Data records
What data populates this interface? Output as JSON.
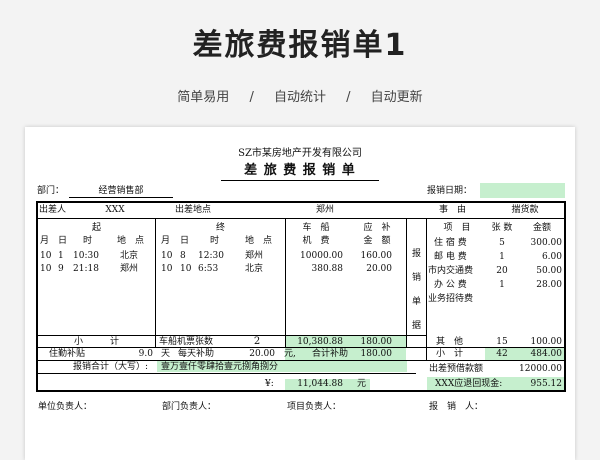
{
  "page": {
    "title": "差旅费报销单1",
    "features": [
      "简单易用",
      "自动统计",
      "自动更新"
    ],
    "separator": "/"
  },
  "form": {
    "company": "SZ市某房地产开发有限公司",
    "heading": "差 旅 费 报 销 单",
    "dept_label": "部门：",
    "dept_value": "经营销售部",
    "date_label": "报销日期：",
    "traveler_label": "出差人",
    "traveler_value": "XXX",
    "place_label": "出差地点",
    "place_value": "郑州",
    "reason_label": "事　由",
    "reason_value": "揣货款",
    "departure_label": "起",
    "arrival_label": "终",
    "fare_label": [
      "车　船",
      "机　费"
    ],
    "allowance_label": [
      "应　补",
      "金　额"
    ],
    "date_cols": [
      "月",
      "日",
      "时",
      "地　点"
    ],
    "trips": [
      {
        "dep": [
          "10",
          "1",
          "10:30",
          "北京"
        ],
        "arr": [
          "10",
          "8",
          "12:30",
          "郑州"
        ],
        "fare": "10000.00",
        "allow": "160.00"
      },
      {
        "dep": [
          "10",
          "9",
          "21:18",
          "郑州"
        ],
        "arr": [
          "10",
          "10",
          "6:53",
          "北京"
        ],
        "fare": "380.88",
        "allow": "20.00"
      }
    ],
    "receipts_vertical": [
      "报",
      "销",
      "单",
      "据"
    ],
    "items_header": [
      "项　目",
      "张 数",
      "金额"
    ],
    "items": [
      {
        "name": "住 宿 费",
        "count": "5",
        "amount": "300.00"
      },
      {
        "name": "邮 电 费",
        "count": "1",
        "amount": "6.00"
      },
      {
        "name": "市内交通费",
        "count": "20",
        "amount": "50.00"
      },
      {
        "name": "办 公 费",
        "count": "1",
        "amount": "28.00"
      },
      {
        "name": "业务招待费",
        "count": "",
        "amount": ""
      }
    ],
    "subtotal_label": "小　　　计",
    "ticket_count_label": "车船机票张数",
    "ticket_count": "2",
    "fare_total": "10,380.88",
    "allow_total": "180.00",
    "other_label": "其　他",
    "other_count": "15",
    "other_amount": "100.00",
    "sub2_label": "小　计",
    "sub2_count": "42",
    "sub2_amount": "484.00",
    "stay_label": "住勤补贴",
    "stay_days": "9.0",
    "day_unit": "天",
    "per_day_label": "每天补助",
    "per_day": "20.00",
    "yuan_comma": "元,",
    "total_allow_label": "合计补助",
    "total_allow": "180.00",
    "advance_label": "出差预借款额",
    "advance": "12000.00",
    "total_label": "报销合计（大写）:",
    "total_upper": "壹万壹仟零肆拾壹元捌角捌分",
    "yen_label": "¥:",
    "total_num": "11,044.88",
    "yuan": "元",
    "refund_label": "XXX应退回现金:",
    "refund": "955.12",
    "signers": [
      "单位负责人：",
      "部门负责人：",
      "项目负责人：",
      "报　销　人："
    ]
  }
}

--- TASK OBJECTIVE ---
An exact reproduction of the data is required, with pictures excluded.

--- YOUR RESPONSE ---
What data populates this interface? Output as JSON.
{
  "page": {
    "title": "差旅费报销单1",
    "features": [
      "简单易用",
      "自动统计",
      "自动更新"
    ],
    "separator": "/"
  },
  "form": {
    "company": "SZ市某房地产开发有限公司",
    "heading": "差 旅 费 报 销 单",
    "dept_label": "部门：",
    "dept_value": "经营销售部",
    "date_label": "报销日期：",
    "traveler_label": "出差人",
    "traveler_value": "XXX",
    "place_label": "出差地点",
    "place_value": "郑州",
    "reason_label": "事　由",
    "reason_value": "揣货款",
    "departure_label": "起",
    "arrival_label": "终",
    "fare_label": [
      "车　船",
      "机　费"
    ],
    "allowance_label": [
      "应　补",
      "金　额"
    ],
    "date_cols": [
      "月",
      "日",
      "时",
      "地　点"
    ],
    "trips": [
      {
        "dep": [
          "10",
          "1",
          "10:30",
          "北京"
        ],
        "arr": [
          "10",
          "8",
          "12:30",
          "郑州"
        ],
        "fare": "10000.00",
        "allow": "160.00"
      },
      {
        "dep": [
          "10",
          "9",
          "21:18",
          "郑州"
        ],
        "arr": [
          "10",
          "10",
          "6:53",
          "北京"
        ],
        "fare": "380.88",
        "allow": "20.00"
      }
    ],
    "receipts_vertical": [
      "报",
      "销",
      "单",
      "据"
    ],
    "items_header": [
      "项　目",
      "张 数",
      "金额"
    ],
    "items": [
      {
        "name": "住 宿 费",
        "count": "5",
        "amount": "300.00"
      },
      {
        "name": "邮 电 费",
        "count": "1",
        "amount": "6.00"
      },
      {
        "name": "市内交通费",
        "count": "20",
        "amount": "50.00"
      },
      {
        "name": "办 公 费",
        "count": "1",
        "amount": "28.00"
      },
      {
        "name": "业务招待费",
        "count": "",
        "amount": ""
      }
    ],
    "subtotal_label": "小　　　计",
    "ticket_count_label": "车船机票张数",
    "ticket_count": "2",
    "fare_total": "10,380.88",
    "allow_total": "180.00",
    "other_label": "其　他",
    "other_count": "15",
    "other_amount": "100.00",
    "sub2_label": "小　计",
    "sub2_count": "42",
    "sub2_amount": "484.00",
    "stay_label": "住勤补贴",
    "stay_days": "9.0",
    "day_unit": "天",
    "per_day_label": "每天补助",
    "per_day": "20.00",
    "yuan_comma": "元,",
    "total_allow_label": "合计补助",
    "total_allow": "180.00",
    "advance_label": "出差预借款额",
    "advance": "12000.00",
    "total_label": "报销合计（大写）:",
    "total_upper": "壹万壹仟零肆拾壹元捌角捌分",
    "yen_label": "¥:",
    "total_num": "11,044.88",
    "yuan": "元",
    "refund_label": "XXX应退回现金:",
    "refund": "955.12",
    "signers": [
      "单位负责人：",
      "部门负责人：",
      "项目负责人：",
      "报　销　人："
    ]
  }
}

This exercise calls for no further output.